Abstract:
 (1) The decentralized quickest change detection problem is studied in sensor networks, where a set of sensors receive observations from a hidden Markov model ${\bf X}$ and send sensor messages to a central processor, called the fusion center, which makes a final decision when observations are stopped. It is assumed that the parameter $\theta$ in the hidden Markov model for ${\bf X}$ changes from $\theta_0$ to $\theta_1$ at some unknown time. The problem is to determine the policies at the sensor and fusion center levels to jointly optimize the detection delay subject to the average run length (ARL) to false alarm constraint. In this article, a CUSUMtype fusion rule with stationary binary sensor messages is studied and a simple method for choosing the optimal local sensor thresholds is introduced. Further research is also given. This is a joint work with Dr. Yajun Mei
(2) The idea of cutoff phenomenon was introduced by D. Aldous and P. Diaconis to capture the fact that some ergodic Markov chains converge abruptly to their invariant distributions. Such a phenomenon is closely related to the mixing time behavior which can be sensitive to measurement mechanics on the convergence of Markov chains to their stationarity.
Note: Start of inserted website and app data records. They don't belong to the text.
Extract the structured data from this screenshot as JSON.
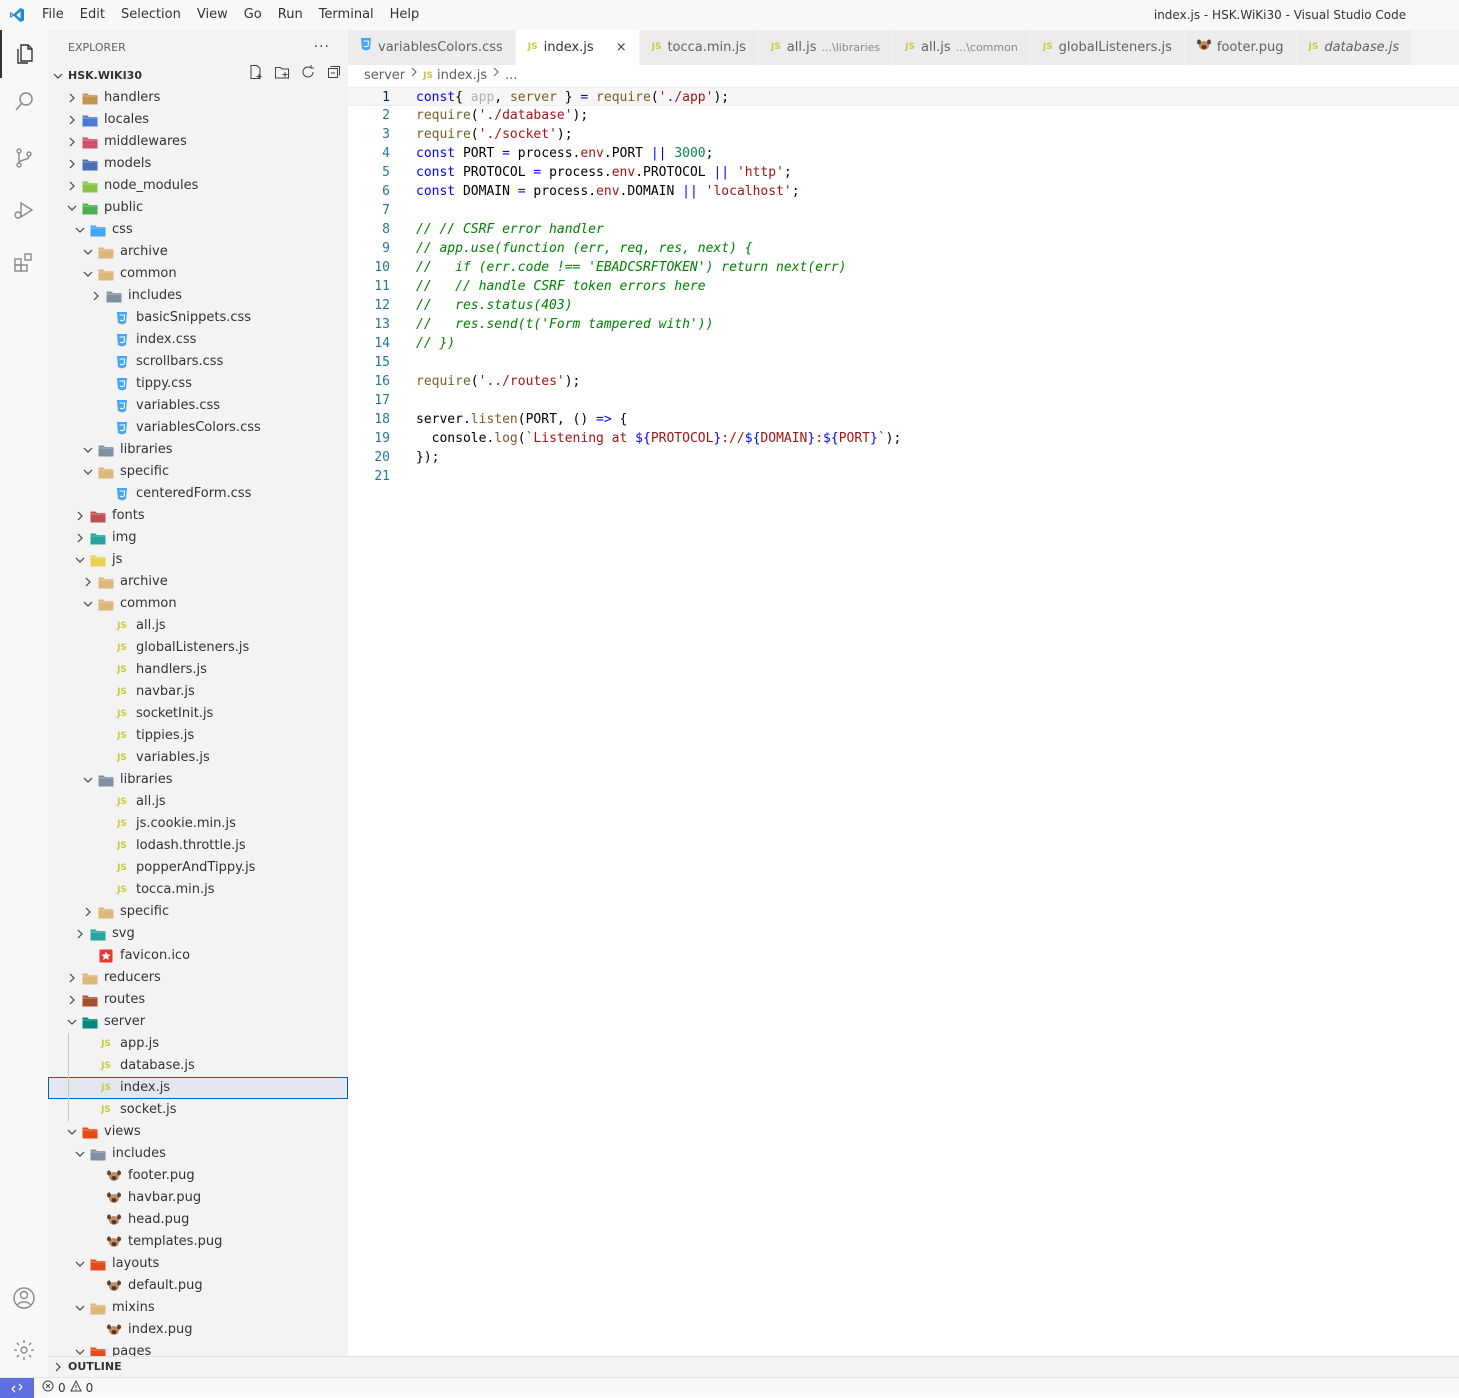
{
  "menu": [
    "File",
    "Edit",
    "Selection",
    "View",
    "Go",
    "Run",
    "Terminal",
    "Help"
  ],
  "window_title": "index.js - HSK.WiKi30 - Visual Studio Code",
  "explorer": {
    "title": "EXPLORER",
    "more": "···",
    "workspace": "HSK.WIKI30",
    "rows": [
      {
        "l": "handlers",
        "d": 0,
        "t": "folder",
        "o": false,
        "c": "#c09553"
      },
      {
        "l": "locales",
        "d": 0,
        "t": "folder",
        "o": false,
        "c": "#4a7bd0"
      },
      {
        "l": "middlewares",
        "d": 0,
        "t": "folder",
        "o": false,
        "c": "#d0506a"
      },
      {
        "l": "models",
        "d": 0,
        "t": "folder",
        "o": false,
        "c": "#4a6fb5"
      },
      {
        "l": "node_modules",
        "d": 0,
        "t": "folder",
        "o": false,
        "c": "#8bc34a"
      },
      {
        "l": "public",
        "d": 0,
        "t": "folder",
        "o": true,
        "c": "#4caf50"
      },
      {
        "l": "css",
        "d": 1,
        "t": "folder",
        "o": true,
        "c": "#42a5f5"
      },
      {
        "l": "archive",
        "d": 2,
        "t": "folder",
        "o": true,
        "c": "#dcb67a"
      },
      {
        "l": "common",
        "d": 2,
        "t": "folder",
        "o": true,
        "c": "#dcb67a"
      },
      {
        "l": "includes",
        "d": 3,
        "t": "folder",
        "o": false,
        "c": "#8090a0"
      },
      {
        "l": "basicSnippets.css",
        "d": 3,
        "t": "css"
      },
      {
        "l": "index.css",
        "d": 3,
        "t": "css"
      },
      {
        "l": "scrollbars.css",
        "d": 3,
        "t": "css"
      },
      {
        "l": "tippy.css",
        "d": 3,
        "t": "css"
      },
      {
        "l": "variables.css",
        "d": 3,
        "t": "css"
      },
      {
        "l": "variablesColors.css",
        "d": 3,
        "t": "css"
      },
      {
        "l": "libraries",
        "d": 2,
        "t": "folder",
        "o": true,
        "c": "#8090a0"
      },
      {
        "l": "specific",
        "d": 2,
        "t": "folder",
        "o": true,
        "c": "#dcb67a"
      },
      {
        "l": "centeredForm.css",
        "d": 3,
        "t": "css"
      },
      {
        "l": "fonts",
        "d": 1,
        "t": "folder",
        "o": false,
        "c": "#c0504d"
      },
      {
        "l": "img",
        "d": 1,
        "t": "folder",
        "o": false,
        "c": "#26a69a"
      },
      {
        "l": "js",
        "d": 1,
        "t": "folder",
        "o": true,
        "c": "#e6d34f"
      },
      {
        "l": "archive",
        "d": 2,
        "t": "folder",
        "o": false,
        "c": "#dcb67a"
      },
      {
        "l": "common",
        "d": 2,
        "t": "folder",
        "o": true,
        "c": "#dcb67a"
      },
      {
        "l": "all.js",
        "d": 3,
        "t": "js"
      },
      {
        "l": "globalListeners.js",
        "d": 3,
        "t": "js"
      },
      {
        "l": "handlers.js",
        "d": 3,
        "t": "js"
      },
      {
        "l": "navbar.js",
        "d": 3,
        "t": "js"
      },
      {
        "l": "socketInit.js",
        "d": 3,
        "t": "js"
      },
      {
        "l": "tippies.js",
        "d": 3,
        "t": "js"
      },
      {
        "l": "variables.js",
        "d": 3,
        "t": "js"
      },
      {
        "l": "libraries",
        "d": 2,
        "t": "folder",
        "o": true,
        "c": "#8090a0"
      },
      {
        "l": "all.js",
        "d": 3,
        "t": "js"
      },
      {
        "l": "js.cookie.min.js",
        "d": 3,
        "t": "js"
      },
      {
        "l": "lodash.throttle.js",
        "d": 3,
        "t": "js"
      },
      {
        "l": "popperAndTippy.js",
        "d": 3,
        "t": "js"
      },
      {
        "l": "tocca.min.js",
        "d": 3,
        "t": "js"
      },
      {
        "l": "specific",
        "d": 2,
        "t": "folder",
        "o": false,
        "c": "#dcb67a"
      },
      {
        "l": "svg",
        "d": 1,
        "t": "folder",
        "o": false,
        "c": "#26a69a"
      },
      {
        "l": "favicon.ico",
        "d": 1,
        "t": "ico"
      },
      {
        "l": "reducers",
        "d": 0,
        "t": "folder",
        "o": false,
        "c": "#dcb67a"
      },
      {
        "l": "routes",
        "d": 0,
        "t": "folder",
        "o": false,
        "c": "#a0522d"
      },
      {
        "l": "server",
        "d": 0,
        "t": "folder",
        "o": true,
        "c": "#00897b"
      },
      {
        "l": "app.js",
        "d": 1,
        "t": "js"
      },
      {
        "l": "database.js",
        "d": 1,
        "t": "js"
      },
      {
        "l": "index.js",
        "d": 1,
        "t": "js",
        "sel": true
      },
      {
        "l": "socket.js",
        "d": 1,
        "t": "js"
      },
      {
        "l": "views",
        "d": 0,
        "t": "folder",
        "o": true,
        "c": "#e64a19"
      },
      {
        "l": "includes",
        "d": 1,
        "t": "folder",
        "o": true,
        "c": "#8090a0"
      },
      {
        "l": "footer.pug",
        "d": 2,
        "t": "pug"
      },
      {
        "l": "havbar.pug",
        "d": 2,
        "t": "pug"
      },
      {
        "l": "head.pug",
        "d": 2,
        "t": "pug"
      },
      {
        "l": "templates.pug",
        "d": 2,
        "t": "pug"
      },
      {
        "l": "layouts",
        "d": 1,
        "t": "folder",
        "o": true,
        "c": "#e64a19"
      },
      {
        "l": "default.pug",
        "d": 2,
        "t": "pug"
      },
      {
        "l": "mixins",
        "d": 1,
        "t": "folder",
        "o": true,
        "c": "#dcb67a"
      },
      {
        "l": "index.pug",
        "d": 2,
        "t": "pug"
      },
      {
        "l": "pages",
        "d": 1,
        "t": "folder",
        "o": true,
        "c": "#e64a19"
      }
    ]
  },
  "outline": "OUTLINE",
  "tabs": [
    {
      "l": "variablesColors.css",
      "t": "css",
      "desc": ""
    },
    {
      "l": "index.js",
      "t": "js",
      "desc": "",
      "active": true
    },
    {
      "l": "tocca.min.js",
      "t": "js",
      "desc": ""
    },
    {
      "l": "all.js",
      "t": "js",
      "desc": "...\\libraries"
    },
    {
      "l": "all.js",
      "t": "js",
      "desc": "...\\common"
    },
    {
      "l": "globalListeners.js",
      "t": "js",
      "desc": ""
    },
    {
      "l": "footer.pug",
      "t": "pug",
      "desc": ""
    },
    {
      "l": "database.js",
      "t": "js",
      "desc": "",
      "italic": true
    }
  ],
  "tab_close": "×",
  "breadcrumb": {
    "folder": "server",
    "file": "index.js",
    "more": "..."
  },
  "code": [
    [
      [
        "k",
        "const"
      ],
      [
        "",
        "{ "
      ],
      [
        "dim",
        "app"
      ],
      [
        "",
        ", "
      ],
      [
        "f",
        "server"
      ],
      [
        "",
        " } "
      ],
      [
        "k",
        "="
      ],
      [
        "",
        " "
      ],
      [
        "f",
        "require"
      ],
      [
        "",
        "("
      ],
      [
        "s",
        "'./app'"
      ],
      [
        "",
        ");"
      ]
    ],
    [
      [
        "f",
        "require"
      ],
      [
        "",
        "("
      ],
      [
        "s",
        "'./database'"
      ],
      [
        "",
        ");"
      ]
    ],
    [
      [
        "f",
        "require"
      ],
      [
        "",
        "("
      ],
      [
        "s",
        "'./socket'"
      ],
      [
        "",
        ");"
      ]
    ],
    [
      [
        "k",
        "const"
      ],
      [
        "",
        " PORT "
      ],
      [
        "k",
        "="
      ],
      [
        "",
        " process."
      ],
      [
        "s",
        "env"
      ],
      [
        "",
        ".PORT "
      ],
      [
        "k",
        "||"
      ],
      [
        "",
        " "
      ],
      [
        "n",
        "3000"
      ],
      [
        "",
        ";"
      ]
    ],
    [
      [
        "k",
        "const"
      ],
      [
        "",
        " PROTOCOL "
      ],
      [
        "k",
        "="
      ],
      [
        "",
        " process."
      ],
      [
        "s",
        "env"
      ],
      [
        "",
        ".PROTOCOL "
      ],
      [
        "k",
        "||"
      ],
      [
        "",
        " "
      ],
      [
        "s",
        "'http'"
      ],
      [
        "",
        ";"
      ]
    ],
    [
      [
        "k",
        "const"
      ],
      [
        "",
        " DOMAIN "
      ],
      [
        "k",
        "="
      ],
      [
        "",
        " process."
      ],
      [
        "s",
        "env"
      ],
      [
        "",
        ".DOMAIN "
      ],
      [
        "k",
        "||"
      ],
      [
        "",
        " "
      ],
      [
        "s",
        "'localhost'"
      ],
      [
        "",
        ";"
      ]
    ],
    [],
    [
      [
        "c",
        "// // CSRF error handler"
      ]
    ],
    [
      [
        "c",
        "// app.use(function (err, req, res, next) {"
      ]
    ],
    [
      [
        "c",
        "//   if (err.code !== 'EBADCSRFTOKEN') return next(err)"
      ]
    ],
    [
      [
        "c",
        "//   // handle CSRF token errors here"
      ]
    ],
    [
      [
        "c",
        "//   res.status(403)"
      ]
    ],
    [
      [
        "c",
        "//   res.send(t('Form tampered with'))"
      ]
    ],
    [
      [
        "c",
        "// })"
      ]
    ],
    [],
    [
      [
        "f",
        "require"
      ],
      [
        "",
        "("
      ],
      [
        "s",
        "'../routes'"
      ],
      [
        "",
        ");"
      ]
    ],
    [],
    [
      [
        "",
        "server."
      ],
      [
        "f",
        "listen"
      ],
      [
        "",
        "(PORT, () "
      ],
      [
        "k",
        "=>"
      ],
      [
        "",
        " {"
      ]
    ],
    [
      [
        "",
        "  console."
      ],
      [
        "f",
        "log"
      ],
      [
        "",
        "("
      ],
      [
        "s",
        "`Listening at "
      ],
      [
        "k",
        "${"
      ],
      [
        "s",
        "PROTOCOL"
      ],
      [
        "k",
        "}"
      ],
      [
        "s",
        "://"
      ],
      [
        "k",
        "${"
      ],
      [
        "s",
        "DOMAIN"
      ],
      [
        "k",
        "}"
      ],
      [
        "s",
        ":"
      ],
      [
        "k",
        "${"
      ],
      [
        "s",
        "PORT"
      ],
      [
        "k",
        "}"
      ],
      [
        "s",
        "`"
      ],
      [
        "",
        ");"
      ]
    ],
    [
      [
        "",
        "});"
      ]
    ],
    []
  ],
  "status": {
    "errors": "0",
    "warnings": "0"
  }
}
The first example where a cutoff in total variation was proved is the random transposition Markov chain on the symmetric group studied by Diaconis and Shahshahani in 1981. One of the most precise and interesting cutoff result concerns repeated riffle shuffles which was proved by D. Aldous in 1983 and improved by D. Bayer and P. Diaconis in 1992. In this talk, we consider families of reversible Markov processes with the assumption on the existence of infinitesimal generators and reversible probability measures. This includes classical examples such as families of ergodic finite Markov chains and Brownian motions on families of compact Riemannian manifolds. We will display criteria on the existence of an $L^2$cutoff and formulas on the $L^2$mixing time in terms of spectral information of the infinitesimal generators. Wellknown examples, such as BirthandDeath chains and Ehrenfest processes, will be discussed.